“Betwixt the optimist and pessimist the difference is droll; the optimist the doughnut sees, the pessimist the hole.”
“The pessimist sees the glass as half empty, the optimist sees it as half full.”
Those are the definitions of optimism and pessimism I hear bandied about most often. And if you define optimists and pessimists that way, optimism looks like the superior option. The only problem is, neither definition is true. Optimism and pessimism aren’t about the ability to appreciate what you have, but about an expectation of where you are headed.

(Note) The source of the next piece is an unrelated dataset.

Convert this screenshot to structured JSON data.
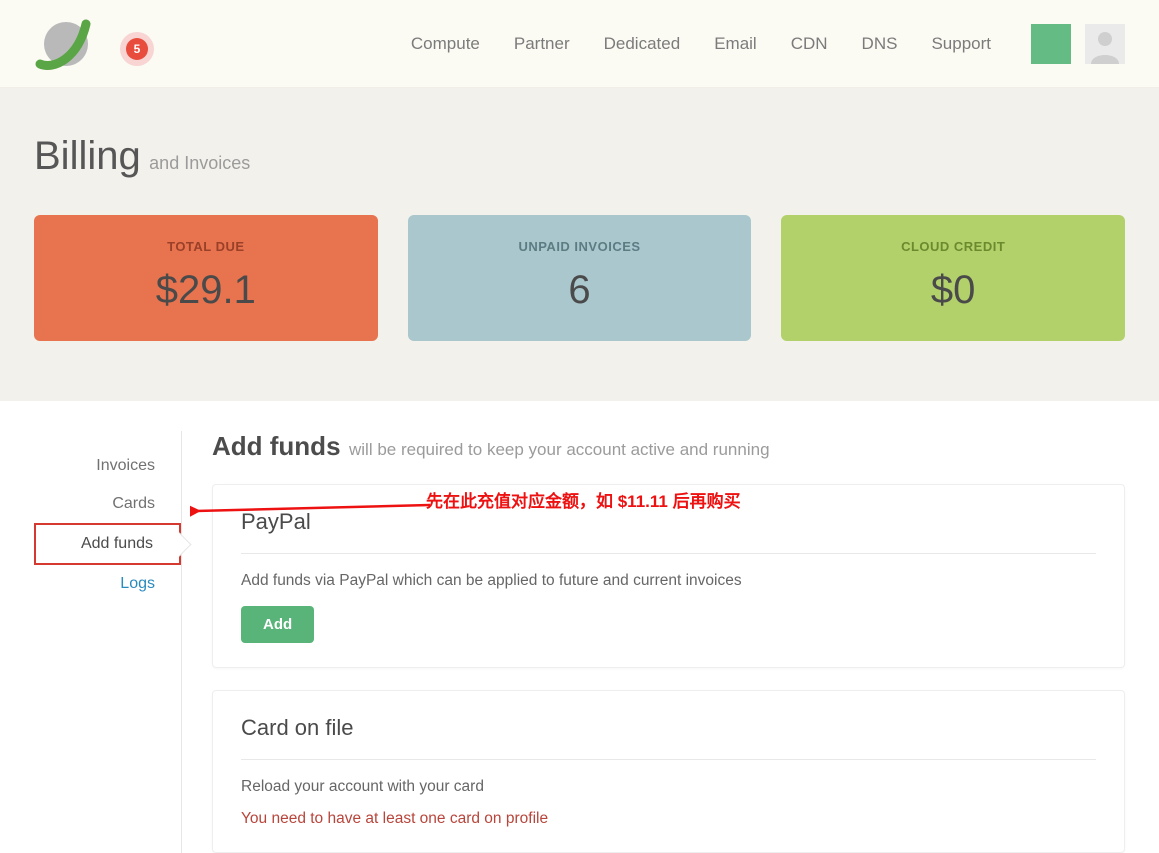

So if seeing the glass half full isn’t optimism, what is it? I nominate the term ‘Pollyannaism.’ If you’re not familiar with Eleanor Porter's story, Pollyanna was a young orphan who played ‘the glad game.’ She not only found something to be glad of in every circumstance, but she saw beyond human failings and brought out the best in people. We have come to use the term “Pollyanna” as a negative: “an excessively or blindly optimistic person; also unreasonably or illogically optimistic: some pollyanna notions about world peace,” but Miss Polly deserves better, and so do we -- the world needs more people like her. Moreover, one can be a pessimist and still be a Pollyanna.
So I’m going to rewrite our lexicon. A Pollyanna is a person who sees the doughnut, not the hole. An optimist is one who thinks that despite all evidence to the contrary, everything will work out just fine. And a pessimist is one who believes that even though things appear to be going well, sh*t is bound to hit the fan. I try to be a realist – one who looks at where we are now, what we are doing, and where that is likely to take us. There are times when I come to the conclusion that everything will work out just fine, and there are times when it appears shit is going to hit the fan. But either way, I hope to take lessons from Pollyanna and appreciate what I have while I have it.